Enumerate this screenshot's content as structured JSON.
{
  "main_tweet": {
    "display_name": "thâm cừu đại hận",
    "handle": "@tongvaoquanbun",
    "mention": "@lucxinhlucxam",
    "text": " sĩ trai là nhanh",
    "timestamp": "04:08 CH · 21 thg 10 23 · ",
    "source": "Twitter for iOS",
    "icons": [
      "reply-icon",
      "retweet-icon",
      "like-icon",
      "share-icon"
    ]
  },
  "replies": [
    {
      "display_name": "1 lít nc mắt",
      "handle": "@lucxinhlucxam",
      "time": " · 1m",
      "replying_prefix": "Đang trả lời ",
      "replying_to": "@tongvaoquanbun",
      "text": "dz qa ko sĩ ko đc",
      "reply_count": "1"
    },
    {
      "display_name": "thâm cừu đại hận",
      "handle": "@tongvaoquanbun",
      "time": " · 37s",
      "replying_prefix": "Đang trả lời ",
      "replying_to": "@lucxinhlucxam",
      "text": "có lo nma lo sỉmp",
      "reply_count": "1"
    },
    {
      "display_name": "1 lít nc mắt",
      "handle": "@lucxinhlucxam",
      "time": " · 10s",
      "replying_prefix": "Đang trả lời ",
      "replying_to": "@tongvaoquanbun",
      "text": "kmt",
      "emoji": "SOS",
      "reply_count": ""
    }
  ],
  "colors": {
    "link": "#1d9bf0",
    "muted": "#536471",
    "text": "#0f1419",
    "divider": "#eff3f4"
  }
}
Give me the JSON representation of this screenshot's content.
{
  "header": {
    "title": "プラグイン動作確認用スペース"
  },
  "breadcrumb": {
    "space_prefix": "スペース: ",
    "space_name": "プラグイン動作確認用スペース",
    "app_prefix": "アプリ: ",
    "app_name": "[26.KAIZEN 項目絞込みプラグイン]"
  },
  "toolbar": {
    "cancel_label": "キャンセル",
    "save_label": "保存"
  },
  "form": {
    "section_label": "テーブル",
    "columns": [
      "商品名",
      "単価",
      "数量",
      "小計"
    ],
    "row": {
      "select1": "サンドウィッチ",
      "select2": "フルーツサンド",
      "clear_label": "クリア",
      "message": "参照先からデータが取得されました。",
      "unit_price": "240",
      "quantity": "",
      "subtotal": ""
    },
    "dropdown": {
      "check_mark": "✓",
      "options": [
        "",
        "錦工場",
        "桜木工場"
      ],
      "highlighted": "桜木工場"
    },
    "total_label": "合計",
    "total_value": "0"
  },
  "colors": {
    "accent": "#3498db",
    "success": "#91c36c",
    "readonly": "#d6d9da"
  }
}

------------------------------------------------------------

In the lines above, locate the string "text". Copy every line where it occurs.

    "text": " sĩ trai là nhanh",
      "text": "dz qa ko sĩ ko đc",
      "text": "có lo nma lo sỉmp",
      "text": "kmt",
    "text": "#0f1419",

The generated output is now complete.